Nicola, V.F.; Zaburnenko, T.S.
2006-01-01
In this paper we propose state-dependent importance sampling heuristics to estimate the probability of population overï¬‚ow in Markovian networks of series and parallel queues. These heuristics capture state-dependence along the boundaries (when one or more queues are empty) which is critical for
Modelling and simulation of multiple single - phase induction motor in parallel connection
Directory of Open Access Journals (Sweden)
Sujitjorn, S.
2006-11-01
Full Text Available A mathematical model for parallel connected n-multiple single-phase induction motors in generalized state-space form is proposed in this paper. The motor group draws electric power from one inverter. The model is developed by the dq-frame theory and was tested against four loading scenarios in which satisfactory results were obtained.
International Nuclear Information System (INIS)
Azadeh, A.; Asadzadeh, S.M.; Salehi, N.; Firoozi, M.
2015-01-01
Condition-based maintenance (CBM) is an increasingly applicable policy in the competitive marketplace as a means of improving equipment reliability and efficiency. Not only has maintenance a close relationship with safety but its costs also make it even more attractive issue for researchers. This study proposes a model to evaluate the effectiveness of CBM policy compared to two other maintenance policies: Corrective Maintenance (CM) and Preventive Maintenance (PM). Maintenance policies are compared through two system performance indicators: reliability and cost. To estimate the reliability and costs of the system, the proposed Markovian discrete-event simulation model is developed under each of these policies. The applicability and usefulness of the proposed Markovian simulation model is illustrated for a series–parallel power generation system. The simulated characteristics of CBM system include its prognostics efficiency to estimate remaining useful life of the equipment. Results show that with an efficient prognostics, CBM policy is an effective strategy compared to other maintenance strategies. - Highlights: • A model is developed to evaluate the effectiveness of CBM policy. • Maintenance policies are compared through reliability and cost. • A Markovian simulation model is developed. • A series–parallel power generation system is considered. • CBM is an effective strategy compared to others
Directory of Open Access Journals (Sweden)
Xueli Chen
2010-01-01
Full Text Available During the past decade, Monte Carlo method has obtained wide applications in optical imaging to simulate photon transport process inside tissues. However, this method has not been effectively extended to the simulation of free-space photon transport at present. In this paper, a uniform framework for noncontact optical imaging is proposed based on Monte Carlo method, which consists of the simulation of photon transport both in tissues and in free space. Specifically, the simplification theory of lens system is utilized to model the camera lens equipped in the optical imaging system, and Monte Carlo method is employed to describe the energy transformation from the tissue surface to the CCD camera.

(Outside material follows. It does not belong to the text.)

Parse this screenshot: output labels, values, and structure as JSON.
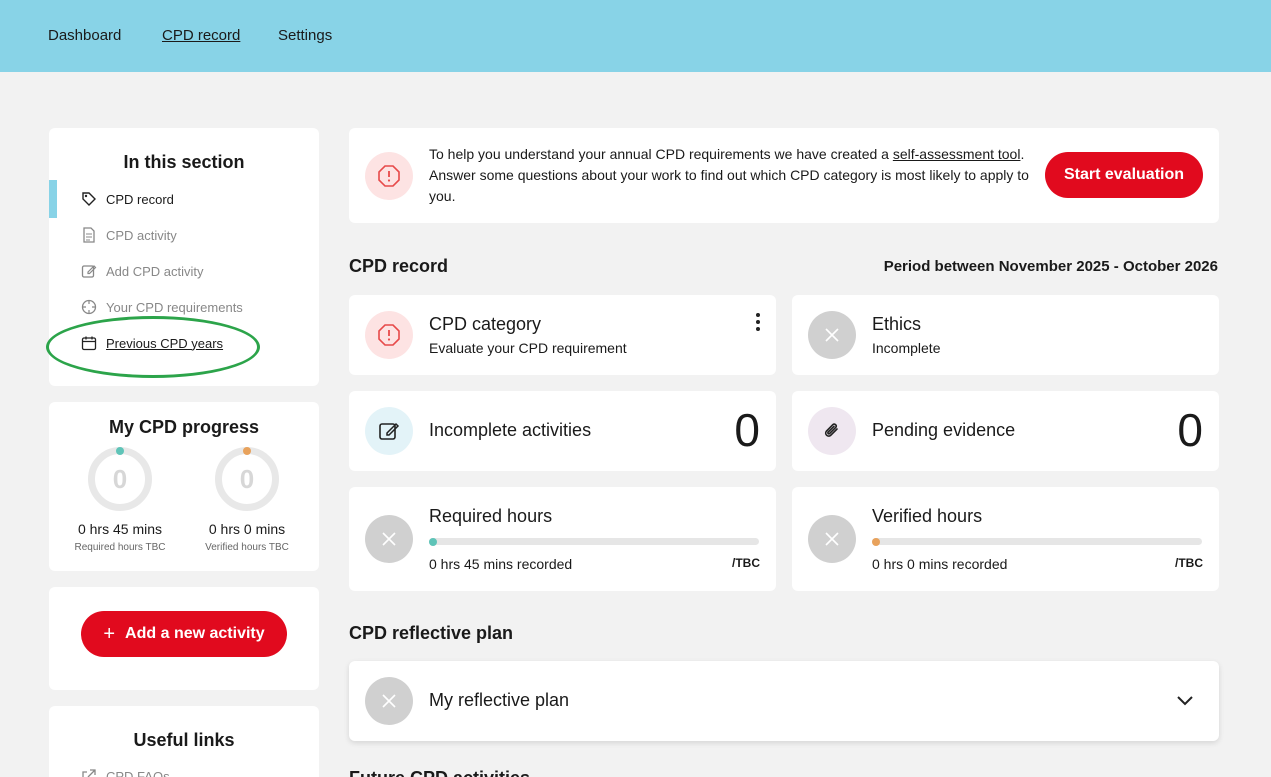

Also, the focusing effect of camera lens is considered to establish the relationship of corresponding points between tissue surface and CCD camera. Furthermore, a parallel version of the framework is realized, making the simulation much more convenient and effective. The feasibility of the uniform framework and the effectiveness of the parallel version are demonstrated with a cylindrical phantom based on real experimental results.
O'Keeffe, C J; Ren